◆ **PROBLEM**: Each line of the data below must be given again exactly as written.

STORED DATA below:

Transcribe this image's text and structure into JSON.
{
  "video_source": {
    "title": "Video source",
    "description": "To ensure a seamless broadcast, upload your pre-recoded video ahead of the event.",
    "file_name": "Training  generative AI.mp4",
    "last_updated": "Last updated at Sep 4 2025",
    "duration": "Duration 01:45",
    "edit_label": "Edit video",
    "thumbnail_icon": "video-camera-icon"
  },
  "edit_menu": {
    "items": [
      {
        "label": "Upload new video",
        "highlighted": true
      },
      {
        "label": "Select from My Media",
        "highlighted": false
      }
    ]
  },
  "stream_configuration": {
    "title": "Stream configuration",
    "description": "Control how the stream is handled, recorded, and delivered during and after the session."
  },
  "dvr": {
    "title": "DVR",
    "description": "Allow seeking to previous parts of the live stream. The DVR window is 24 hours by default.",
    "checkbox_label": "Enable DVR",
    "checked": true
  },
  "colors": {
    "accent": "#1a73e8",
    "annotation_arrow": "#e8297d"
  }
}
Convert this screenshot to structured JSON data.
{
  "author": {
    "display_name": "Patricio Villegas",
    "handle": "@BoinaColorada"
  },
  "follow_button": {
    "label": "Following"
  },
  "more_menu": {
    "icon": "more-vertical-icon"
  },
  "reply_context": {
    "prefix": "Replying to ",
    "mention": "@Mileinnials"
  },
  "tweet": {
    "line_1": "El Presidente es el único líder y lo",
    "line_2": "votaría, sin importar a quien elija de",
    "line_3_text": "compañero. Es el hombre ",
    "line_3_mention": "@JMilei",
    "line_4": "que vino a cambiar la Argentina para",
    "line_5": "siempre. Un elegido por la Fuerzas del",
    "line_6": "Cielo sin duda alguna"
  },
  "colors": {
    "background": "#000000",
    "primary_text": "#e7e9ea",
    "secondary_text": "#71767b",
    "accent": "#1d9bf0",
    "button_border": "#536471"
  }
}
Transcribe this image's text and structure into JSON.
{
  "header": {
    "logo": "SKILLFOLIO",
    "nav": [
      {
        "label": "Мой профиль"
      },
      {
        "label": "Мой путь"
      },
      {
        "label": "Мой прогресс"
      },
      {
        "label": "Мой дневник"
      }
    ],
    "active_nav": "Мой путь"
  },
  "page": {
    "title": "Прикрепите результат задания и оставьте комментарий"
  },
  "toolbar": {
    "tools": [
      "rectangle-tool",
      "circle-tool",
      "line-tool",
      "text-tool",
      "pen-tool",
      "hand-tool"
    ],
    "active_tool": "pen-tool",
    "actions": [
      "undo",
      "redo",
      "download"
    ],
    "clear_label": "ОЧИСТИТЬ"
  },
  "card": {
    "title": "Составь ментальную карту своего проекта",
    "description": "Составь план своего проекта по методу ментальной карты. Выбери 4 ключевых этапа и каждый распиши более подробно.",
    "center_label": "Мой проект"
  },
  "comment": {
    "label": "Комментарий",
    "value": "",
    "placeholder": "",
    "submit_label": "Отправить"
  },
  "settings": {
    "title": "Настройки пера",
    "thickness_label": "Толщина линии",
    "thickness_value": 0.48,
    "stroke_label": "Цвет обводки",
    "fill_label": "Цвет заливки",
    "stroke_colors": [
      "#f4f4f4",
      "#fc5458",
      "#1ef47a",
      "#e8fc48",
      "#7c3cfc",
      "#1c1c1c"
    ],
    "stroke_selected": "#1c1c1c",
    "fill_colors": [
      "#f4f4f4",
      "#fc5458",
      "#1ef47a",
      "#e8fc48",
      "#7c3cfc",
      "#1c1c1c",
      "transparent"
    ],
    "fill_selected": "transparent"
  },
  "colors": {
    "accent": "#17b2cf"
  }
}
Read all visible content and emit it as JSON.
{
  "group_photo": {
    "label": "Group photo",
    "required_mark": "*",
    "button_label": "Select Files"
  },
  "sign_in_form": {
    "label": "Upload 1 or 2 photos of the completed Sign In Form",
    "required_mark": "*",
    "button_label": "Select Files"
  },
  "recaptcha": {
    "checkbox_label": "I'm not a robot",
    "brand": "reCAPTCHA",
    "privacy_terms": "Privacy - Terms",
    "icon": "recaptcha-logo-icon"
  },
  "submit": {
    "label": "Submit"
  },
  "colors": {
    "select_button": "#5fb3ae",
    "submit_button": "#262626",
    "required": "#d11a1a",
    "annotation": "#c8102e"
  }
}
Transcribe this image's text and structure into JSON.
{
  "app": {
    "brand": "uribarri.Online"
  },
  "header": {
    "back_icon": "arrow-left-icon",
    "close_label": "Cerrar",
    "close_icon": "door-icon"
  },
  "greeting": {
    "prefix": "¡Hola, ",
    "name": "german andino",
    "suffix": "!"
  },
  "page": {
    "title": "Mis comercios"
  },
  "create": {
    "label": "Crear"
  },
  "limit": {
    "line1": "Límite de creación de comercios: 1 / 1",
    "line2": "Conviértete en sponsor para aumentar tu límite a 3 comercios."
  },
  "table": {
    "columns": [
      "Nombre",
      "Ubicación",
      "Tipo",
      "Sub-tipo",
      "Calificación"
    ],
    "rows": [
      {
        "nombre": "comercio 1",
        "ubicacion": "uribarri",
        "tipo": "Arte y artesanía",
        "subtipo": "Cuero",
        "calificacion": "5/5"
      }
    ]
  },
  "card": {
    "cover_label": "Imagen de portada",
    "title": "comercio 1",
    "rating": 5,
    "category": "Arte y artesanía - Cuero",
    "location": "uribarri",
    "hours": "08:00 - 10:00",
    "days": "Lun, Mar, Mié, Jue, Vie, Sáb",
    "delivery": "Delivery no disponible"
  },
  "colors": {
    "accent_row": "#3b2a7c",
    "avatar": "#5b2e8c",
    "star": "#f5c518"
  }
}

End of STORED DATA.

◆ **ANSWER TO THIS TASK**:
Transcribe this image's text and structure into JSON.
{
  "video_source": {
    "title": "Video source",
    "description": "To ensure a seamless broadcast, upload your pre-recoded video ahead of the event.",
    "file_name": "Training  generative AI.mp4",
    "last_updated": "Last updated at Sep 4 2025",
    "duration": "Duration 01:45",
    "edit_label": "Edit video",
    "thumbnail_icon": "video-camera-icon"
  },
  "edit_menu": {
    "items": [
      {
        "label": "Upload new video",
        "highlighted": true
      },
      {
        "label": "Select from My Media",
        "highlighted": false
      }
    ]
  },
  "stream_configuration": {
    "title": "Stream configuration",
    "description": "Control how the stream is handled, recorded, and delivered during and after the session."
  },
  "dvr": {
    "title": "DVR",
    "description": "Allow seeking to previous parts of the live stream. The DVR window is 24 hours by default.",
    "checkbox_label": "Enable DVR",
    "checked": true
  },
  "colors": {
    "accent": "#1a73e8",
    "annotation_arrow": "#e8297d"
  }
}
Convert this screenshot to structured JSON data.
{
  "author": {
    "display_name": "Patricio Villegas",
    "handle": "@BoinaColorada"
  },
  "follow_button": {
    "label": "Following"
  },
  "more_menu": {
    "icon": "more-vertical-icon"
  },
  "reply_context": {
    "prefix": "Replying to ",
    "mention": "@Mileinnials"
  },
  "tweet": {
    "line_1": "El Presidente es el único líder y lo",
    "line_2": "votaría, sin importar a quien elija de",
    "line_3_text": "compañero. Es el hombre ",
    "line_3_mention": "@JMilei",
    "line_4": "que vino a cambiar la Argentina para",
    "line_5": "siempre. Un elegido por la Fuerzas del",
    "line_6": "Cielo sin duda alguna"
  },
  "colors": {
    "background": "#000000",
    "primary_text": "#e7e9ea",
    "secondary_text": "#71767b",
    "accent": "#1d9bf0",
    "button_border": "#536471"
  }
}
Transcribe this image's text and structure into JSON.
{
  "header": {
    "logo": "SKILLFOLIO",
    "nav": [
      {
        "label": "Мой профиль"
      },
      {
        "label": "Мой путь"
      },
      {
        "label": "Мой прогресс"
      },
      {
        "label": "Мой дневник"
      }
    ],
    "active_nav": "Мой путь"
  },
  "page": {
    "title": "Прикрепите результат задания и оставьте комментарий"
  },
  "toolbar": {
    "tools": [
      "rectangle-tool",
      "circle-tool",
      "line-tool",
      "text-tool",
      "pen-tool",
      "hand-tool"
    ],
    "active_tool": "pen-tool",
    "actions": [
      "undo",
      "redo",
      "download"
    ],
    "clear_label": "ОЧИСТИТЬ"
  },
  "card": {
    "title": "Составь ментальную карту своего проекта",
    "description": "Составь план своего проекта по методу ментальной карты. Выбери 4 ключевых этапа и каждый распиши более подробно.",
    "center_label": "Мой проект"
  },
  "comment": {
    "label": "Комментарий",
    "value": "",
    "placeholder": "",
    "submit_label": "Отправить"
  },
  "settings": {
    "title": "Настройки пера",
    "thickness_label": "Толщина линии",
    "thickness_value": 0.48,
    "stroke_label": "Цвет обводки",
    "fill_label": "Цвет заливки",
    "stroke_colors": [
      "#f4f4f4",
      "#fc5458",
      "#1ef47a",
      "#e8fc48",
      "#7c3cfc",
      "#1c1c1c"
    ],
    "stroke_selected": "#1c1c1c",
    "fill_colors": [
      "#f4f4f4",
      "#fc5458",
      "#1ef47a",
      "#e8fc48",
      "#7c3cfc",
      "#1c1c1c",
      "transparent"
    ],
    "fill_selected": "transparent"
  },
  "colors": {
    "accent": "#17b2cf"
  }
}
Read all visible content and emit it as JSON.
{
  "group_photo": {
    "label": "Group photo",
    "required_mark": "*",
    "button_label": "Select Files"
  },
  "sign_in_form": {
    "label": "Upload 1 or 2 photos of the completed Sign In Form",
    "required_mark": "*",
    "button_label": "Select Files"
  },
  "recaptcha": {
    "checkbox_label": "I'm not a robot",
    "brand": "reCAPTCHA",
    "privacy_terms": "Privacy - Terms",
    "icon": "recaptcha-logo-icon"
  },
  "submit": {
    "label": "Submit"
  },
  "colors": {
    "select_button": "#5fb3ae",
    "submit_button": "#262626",
    "required": "#d11a1a",
    "annotation": "#c8102e"
  }
}
Transcribe this image's text and structure into JSON.
{
  "app": {
    "brand": "uribarri.Online"
  },
  "header": {
    "back_icon": "arrow-left-icon",
    "close_label": "Cerrar",
    "close_icon": "door-icon"
  },
  "greeting": {
    "prefix": "¡Hola, ",
    "name": "german andino",
    "suffix": "!"
  },
  "page": {
    "title": "Mis comercios"
  },
  "create": {
    "label": "Crear"
  },
  "limit": {
    "line1": "Límite de creación de comercios: 1 / 1",
    "line2": "Conviértete en sponsor para aumentar tu límite a 3 comercios."
  },
  "table": {
    "columns": [
      "Nombre",
      "Ubicación",
      "Tipo",
      "Sub-tipo",
      "Calificación"
    ],
    "rows": [
      {
        "nombre": "comercio 1",
        "ubicacion": "uribarri",
        "tipo": "Arte y artesanía",
        "subtipo": "Cuero",
        "calificacion": "5/5"
      }
    ]
  },
  "card": {
    "cover_label": "Imagen de portada",
    "title": "comercio 1",
    "rating": 5,
    "category": "Arte y artesanía - Cuero",
    "location": "uribarri",
    "hours": "08:00 - 10:00",
    "days": "Lun, Mar, Mié, Jue, Vie, Sáb",
    "delivery": "Delivery no disponible"
  },
  "colors": {
    "accent_row": "#3b2a7c",
    "avatar": "#5b2e8c",
    "star": "#f5c518"
  }
}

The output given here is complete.